# [Given information]
§ §

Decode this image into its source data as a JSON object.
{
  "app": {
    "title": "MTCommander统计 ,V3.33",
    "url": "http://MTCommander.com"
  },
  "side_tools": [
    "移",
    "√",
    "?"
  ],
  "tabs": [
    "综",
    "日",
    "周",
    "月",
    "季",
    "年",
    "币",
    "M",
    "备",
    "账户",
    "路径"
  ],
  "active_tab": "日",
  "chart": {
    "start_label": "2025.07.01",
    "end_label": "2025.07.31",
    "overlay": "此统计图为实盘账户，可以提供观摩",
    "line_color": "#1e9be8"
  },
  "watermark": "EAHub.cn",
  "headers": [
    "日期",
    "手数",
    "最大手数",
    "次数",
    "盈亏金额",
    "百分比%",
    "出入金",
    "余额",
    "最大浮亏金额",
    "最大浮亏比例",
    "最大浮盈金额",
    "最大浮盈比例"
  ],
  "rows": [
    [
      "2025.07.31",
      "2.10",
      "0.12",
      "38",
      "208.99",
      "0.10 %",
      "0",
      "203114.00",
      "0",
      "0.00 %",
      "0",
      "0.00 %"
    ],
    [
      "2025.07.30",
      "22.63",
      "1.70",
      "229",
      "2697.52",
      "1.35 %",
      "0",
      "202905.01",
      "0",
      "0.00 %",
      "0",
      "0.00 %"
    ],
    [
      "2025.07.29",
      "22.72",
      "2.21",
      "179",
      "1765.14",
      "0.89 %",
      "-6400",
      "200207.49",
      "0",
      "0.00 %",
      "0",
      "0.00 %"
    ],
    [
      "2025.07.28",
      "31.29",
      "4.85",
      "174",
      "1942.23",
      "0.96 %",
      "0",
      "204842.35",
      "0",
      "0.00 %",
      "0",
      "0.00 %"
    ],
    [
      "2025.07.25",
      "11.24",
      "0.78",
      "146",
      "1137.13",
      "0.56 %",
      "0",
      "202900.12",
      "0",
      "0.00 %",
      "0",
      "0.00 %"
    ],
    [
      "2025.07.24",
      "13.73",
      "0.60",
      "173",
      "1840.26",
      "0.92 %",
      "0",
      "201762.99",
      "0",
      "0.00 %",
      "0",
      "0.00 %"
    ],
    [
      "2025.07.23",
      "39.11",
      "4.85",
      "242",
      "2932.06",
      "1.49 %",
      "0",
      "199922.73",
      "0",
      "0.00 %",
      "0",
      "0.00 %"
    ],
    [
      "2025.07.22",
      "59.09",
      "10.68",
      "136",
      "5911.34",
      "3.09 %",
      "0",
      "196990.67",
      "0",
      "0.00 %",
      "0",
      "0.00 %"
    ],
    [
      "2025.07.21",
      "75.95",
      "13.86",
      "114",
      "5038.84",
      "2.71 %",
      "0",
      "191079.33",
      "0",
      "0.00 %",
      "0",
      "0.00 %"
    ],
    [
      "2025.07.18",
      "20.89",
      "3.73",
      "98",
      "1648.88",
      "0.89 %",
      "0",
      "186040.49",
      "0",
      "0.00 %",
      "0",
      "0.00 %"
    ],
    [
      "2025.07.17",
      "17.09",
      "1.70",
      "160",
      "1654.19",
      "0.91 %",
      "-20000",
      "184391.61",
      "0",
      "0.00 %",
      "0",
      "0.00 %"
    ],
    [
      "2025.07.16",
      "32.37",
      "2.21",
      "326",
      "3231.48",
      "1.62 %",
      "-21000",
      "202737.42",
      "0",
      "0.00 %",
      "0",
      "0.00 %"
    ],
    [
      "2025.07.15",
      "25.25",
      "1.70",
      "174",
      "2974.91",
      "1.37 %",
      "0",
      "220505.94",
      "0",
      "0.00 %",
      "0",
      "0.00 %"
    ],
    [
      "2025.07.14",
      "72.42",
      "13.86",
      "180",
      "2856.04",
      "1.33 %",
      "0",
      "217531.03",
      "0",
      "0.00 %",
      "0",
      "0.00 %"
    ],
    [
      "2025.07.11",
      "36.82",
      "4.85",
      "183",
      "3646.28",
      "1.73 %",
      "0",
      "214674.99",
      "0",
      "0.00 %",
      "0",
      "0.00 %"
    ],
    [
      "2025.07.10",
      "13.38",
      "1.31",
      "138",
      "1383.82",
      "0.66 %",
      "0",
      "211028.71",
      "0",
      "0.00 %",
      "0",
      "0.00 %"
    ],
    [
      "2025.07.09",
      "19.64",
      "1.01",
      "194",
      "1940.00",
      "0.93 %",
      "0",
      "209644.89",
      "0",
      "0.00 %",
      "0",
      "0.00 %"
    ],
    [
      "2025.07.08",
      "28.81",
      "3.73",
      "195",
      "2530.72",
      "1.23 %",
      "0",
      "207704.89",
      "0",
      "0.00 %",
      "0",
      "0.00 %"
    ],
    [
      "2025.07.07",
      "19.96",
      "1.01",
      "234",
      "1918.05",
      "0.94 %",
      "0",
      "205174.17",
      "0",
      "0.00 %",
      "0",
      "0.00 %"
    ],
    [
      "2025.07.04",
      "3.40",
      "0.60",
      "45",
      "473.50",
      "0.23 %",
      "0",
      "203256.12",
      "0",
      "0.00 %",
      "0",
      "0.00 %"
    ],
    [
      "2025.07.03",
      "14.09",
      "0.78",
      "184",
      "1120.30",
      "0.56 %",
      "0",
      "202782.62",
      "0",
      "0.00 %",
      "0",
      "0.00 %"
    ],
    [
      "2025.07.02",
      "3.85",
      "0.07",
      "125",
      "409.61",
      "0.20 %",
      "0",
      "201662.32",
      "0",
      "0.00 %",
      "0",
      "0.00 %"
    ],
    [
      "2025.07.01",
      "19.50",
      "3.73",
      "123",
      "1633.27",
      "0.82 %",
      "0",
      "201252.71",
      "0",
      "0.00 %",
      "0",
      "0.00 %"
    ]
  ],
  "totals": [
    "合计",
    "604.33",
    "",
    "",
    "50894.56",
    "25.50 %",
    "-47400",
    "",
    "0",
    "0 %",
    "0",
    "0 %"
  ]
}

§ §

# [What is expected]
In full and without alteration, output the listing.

# [Result of this task]
Decode this image into its source data as a JSON object.
{
  "app": {
    "title": "MTCommander统计 ,V3.33",
    "url": "http://MTCommander.com"
  },
  "side_tools": [
    "移",
    "√",
    "?"
  ],
  "tabs": [
    "综",
    "日",
    "周",
    "月",
    "季",
    "年",
    "币",
    "M",
    "备",
    "账户",
    "路径"
  ],
  "active_tab": "日",
  "chart": {
    "start_label": "2025.07.01",
    "end_label": "2025.07.31",
    "overlay": "此统计图为实盘账户，可以提供观摩",
    "line_color": "#1e9be8"
  },
  "watermark": "EAHub.cn",
  "headers": [
    "日期",
    "手数",
    "最大手数",
    "次数",
    "盈亏金额",
    "百分比%",
    "出入金",
    "余额",
    "最大浮亏金额",
    "最大浮亏比例",
    "最大浮盈金额",
    "最大浮盈比例"
  ],
  "rows": [
    [
      "2025.07.31",
      "2.10",
      "0.12",
      "38",
      "208.99",
      "0.10 %",
      "0",
      "203114.00",
      "0",
      "0.00 %",
      "0",
      "0.00 %"
    ],
    [
      "2025.07.30",
      "22.63",
      "1.70",
      "229",
      "2697.52",
      "1.35 %",
      "0",
      "202905.01",
      "0",
      "0.00 %",
      "0",
      "0.00 %"
    ],
    [
      "2025.07.29",
      "22.72",
      "2.21",
      "179",
      "1765.14",
      "0.89 %",
      "-6400",
      "200207.49",
      "0",
      "0.00 %",
      "0",
      "0.00 %"
    ],
    [
      "2025.07.28",
      "31.29",
      "4.85",
      "174",
      "1942.23",
      "0.96 %",
      "0",
      "204842.35",
      "0",
      "0.00 %",
      "0",
      "0.00 %"
    ],
    [
      "2025.07.25",
      "11.24",
      "0.78",
      "146",
      "1137.13",
      "0.56 %",
      "0",
      "202900.12",
      "0",
      "0.00 %",
      "0",
      "0.00 %"
    ],
    [
      "2025.07.24",
      "13.73",
      "0.60",
      "173",
      "1840.26",
      "0.92 %",
      "0",
      "201762.99",
      "0",
      "0.00 %",
      "0",
      "0.00 %"
    ],
    [
      "2025.07.23",
      "39.11",
      "4.85",
      "242",
      "2932.06",
      "1.49 %",
      "0",
      "199922.73",
      "0",
      "0.00 %",
      "0",
      "0.00 %"
    ],
    [
      "2025.07.22",
      "59.09",
      "10.68",
      "136",
      "5911.34",
      "3.09 %",
      "0",
      "196990.67",
      "0",
      "0.00 %",
      "0",
      "0.00 %"
    ],
    [
      "2025.07.21",
      "75.95",
      "13.86",
      "114",
      "5038.84",
      "2.71 %",
      "0",
      "191079.33",
      "0",
      "0.00 %",
      "0",
      "0.00 %"
    ],
    [
      "2025.07.18",
      "20.89",
      "3.73",
      "98",
      "1648.88",
      "0.89 %",
      "0",
      "186040.49",
      "0",
      "0.00 %",
      "0",
      "0.00 %"
    ],
    [
      "2025.07.17",
      "17.09",
      "1.70",
      "160",
      "1654.19",
      "0.91 %",
      "-20000",
      "184391.61",
      "0",
      "0.00 %",
      "0",
      "0.00 %"
    ],
    [
      "2025.07.16",
      "32.37",
      "2.21",
      "326",
      "3231.48",
      "1.62 %",
      "-21000",
      "202737.42",
      "0",
      "0.00 %",
      "0",
      "0.00 %"
    ],
    [
      "2025.07.15",
      "25.25",
      "1.70",
      "174",
      "2974.91",
      "1.37 %",
      "0",
      "220505.94",
      "0",
      "0.00 %",
      "0",
      "0.00 %"
    ],
    [
      "2025.07.14",
      "72.42",
      "13.86",
      "180",
      "2856.04",
      "1.33 %",
      "0",
      "217531.03",
      "0",
      "0.00 %",
      "0",
      "0.00 %"
    ],
    [
      "2025.07.11",
      "36.82",
      "4.85",
      "183",
      "3646.28",
      "1.73 %",
      "0",
      "214674.99",
      "0",
      "0.00 %",
      "0",
      "0.00 %"
    ],
    [
      "2025.07.10",
      "13.38",
      "1.31",
      "138",
      "1383.82",
      "0.66 %",
      "0",
      "211028.71",
      "0",
      "0.00 %",
      "0",
      "0.00 %"
    ],
    [
      "2025.07.09",
      "19.64",
      "1.01",
      "194",
      "1940.00",
      "0.93 %",
      "0",
      "209644.89",
      "0",
      "0.00 %",
      "0",
      "0.00 %"
    ],
    [
      "2025.07.08",
      "28.81",
      "3.73",
      "195",
      "2530.72",
      "1.23 %",
      "0",
      "207704.89",
      "0",
      "0.00 %",
      "0",
      "0.00 %"
    ],
    [
      "2025.07.07",
      "19.96",
      "1.01",
      "234",
      "1918.05",
      "0.94 %",
      "0",
      "205174.17",
      "0",
      "0.00 %",
      "0",
      "0.00 %"
    ],
    [
      "2025.07.04",
      "3.40",
      "0.60",
      "45",
      "473.50",
      "0.23 %",
      "0",
      "203256.12",
      "0",
      "0.00 %",
      "0",
      "0.00 %"
    ],
    [
      "2025.07.03",
      "14.09",
      "0.78",
      "184",
      "1120.30",
      "0.56 %",
      "0",
      "202782.62",
      "0",
      "0.00 %",
      "0",
      "0.00 %"
    ],
    [
      "2025.07.02",
      "3.85",
      "0.07",
      "125",
      "409.61",
      "0.20 %",
      "0",
      "201662.32",
      "0",
      "0.00 %",
      "0",
      "0.00 %"
    ],
    [
      "2025.07.01",
      "19.50",
      "3.73",
      "123",
      "1633.27",
      "0.82 %",
      "0",
      "201252.71",
      "0",
      "0.00 %",
      "0",
      "0.00 %"
    ]
  ],
  "totals": [
    "合计",
    "604.33",
    "",
    "",
    "50894.56",
    "25.50 %",
    "-47400",
    "",
    "0",
    "0 %",
    "0",
    "0 %"
  ]
}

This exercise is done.